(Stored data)
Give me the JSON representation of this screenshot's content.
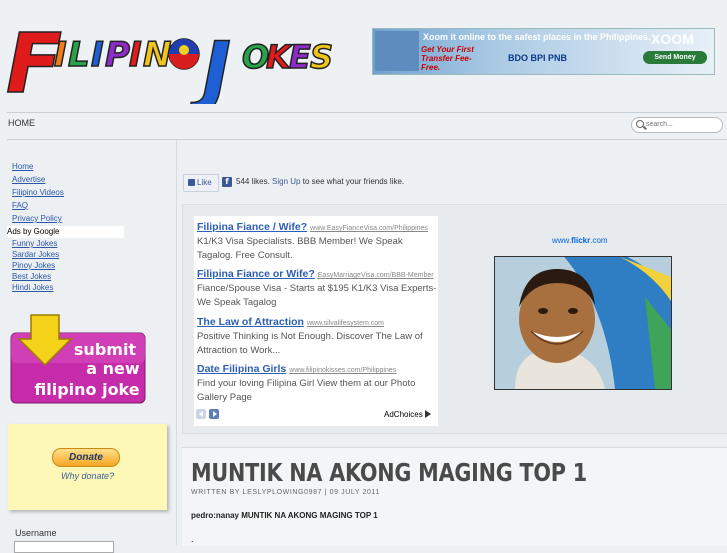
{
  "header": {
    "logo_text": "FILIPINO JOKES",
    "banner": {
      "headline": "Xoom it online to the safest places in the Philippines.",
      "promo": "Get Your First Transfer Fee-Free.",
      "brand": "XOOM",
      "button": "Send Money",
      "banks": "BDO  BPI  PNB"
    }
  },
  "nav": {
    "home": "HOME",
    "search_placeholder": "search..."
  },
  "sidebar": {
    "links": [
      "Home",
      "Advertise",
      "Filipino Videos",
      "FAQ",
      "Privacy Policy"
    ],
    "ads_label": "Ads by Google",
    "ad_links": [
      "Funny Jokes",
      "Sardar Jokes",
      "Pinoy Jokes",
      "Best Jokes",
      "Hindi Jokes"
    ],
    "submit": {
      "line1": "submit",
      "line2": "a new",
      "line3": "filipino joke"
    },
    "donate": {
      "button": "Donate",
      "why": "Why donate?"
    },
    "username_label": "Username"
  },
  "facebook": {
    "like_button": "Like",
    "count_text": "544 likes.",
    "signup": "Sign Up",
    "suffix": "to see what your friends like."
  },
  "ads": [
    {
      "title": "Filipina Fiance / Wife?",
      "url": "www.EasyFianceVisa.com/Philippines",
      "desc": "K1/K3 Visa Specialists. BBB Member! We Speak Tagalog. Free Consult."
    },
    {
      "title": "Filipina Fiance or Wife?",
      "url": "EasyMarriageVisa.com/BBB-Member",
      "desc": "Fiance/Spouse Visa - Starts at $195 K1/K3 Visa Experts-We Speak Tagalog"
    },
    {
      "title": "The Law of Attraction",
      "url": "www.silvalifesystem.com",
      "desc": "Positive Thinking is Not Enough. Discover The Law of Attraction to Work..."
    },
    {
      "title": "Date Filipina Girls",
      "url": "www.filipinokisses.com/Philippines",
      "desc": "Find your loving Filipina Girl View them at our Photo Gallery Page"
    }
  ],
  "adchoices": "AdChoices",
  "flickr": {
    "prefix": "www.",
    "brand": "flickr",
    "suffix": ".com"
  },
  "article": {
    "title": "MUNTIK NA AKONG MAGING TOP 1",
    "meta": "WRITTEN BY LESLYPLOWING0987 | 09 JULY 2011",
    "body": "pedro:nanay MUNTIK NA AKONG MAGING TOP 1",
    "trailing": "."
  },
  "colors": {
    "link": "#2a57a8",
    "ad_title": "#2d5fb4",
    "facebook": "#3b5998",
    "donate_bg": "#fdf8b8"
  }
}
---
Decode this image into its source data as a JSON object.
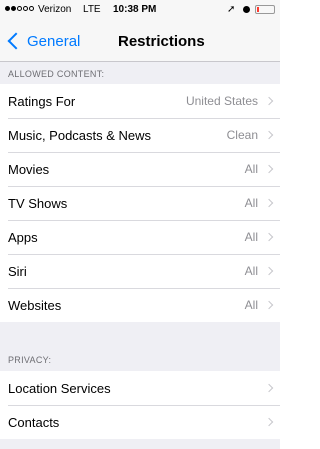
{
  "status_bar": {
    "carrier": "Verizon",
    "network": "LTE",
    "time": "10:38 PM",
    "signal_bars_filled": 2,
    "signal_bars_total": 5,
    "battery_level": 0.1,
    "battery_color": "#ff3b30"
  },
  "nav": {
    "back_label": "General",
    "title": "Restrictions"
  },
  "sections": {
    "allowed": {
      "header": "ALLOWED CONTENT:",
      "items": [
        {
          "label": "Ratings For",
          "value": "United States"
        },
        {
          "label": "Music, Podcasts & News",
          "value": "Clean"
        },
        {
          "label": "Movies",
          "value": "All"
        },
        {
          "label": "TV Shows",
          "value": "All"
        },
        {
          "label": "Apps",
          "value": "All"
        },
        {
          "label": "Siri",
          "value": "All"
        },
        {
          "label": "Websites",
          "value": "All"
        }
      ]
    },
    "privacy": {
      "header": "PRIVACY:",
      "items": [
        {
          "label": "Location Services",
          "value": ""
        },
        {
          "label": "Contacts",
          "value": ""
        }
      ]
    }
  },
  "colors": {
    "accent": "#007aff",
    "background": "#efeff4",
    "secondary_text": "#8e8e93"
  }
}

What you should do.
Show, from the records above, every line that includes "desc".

Answer to this exercise.
      "desc": "K1/K3 Visa Specialists. BBB Member! We Speak Tagalog. Free Consult."
      "desc": "Fiance/Spouse Visa - Starts at $195 K1/K3 Visa Experts-We Speak Tagalog"
      "desc": "Positive Thinking is Not Enough. Discover The Law of Attraction to Work..."
      "desc": "Find your loving Filipina Girl View them at our Photo Gallery Page"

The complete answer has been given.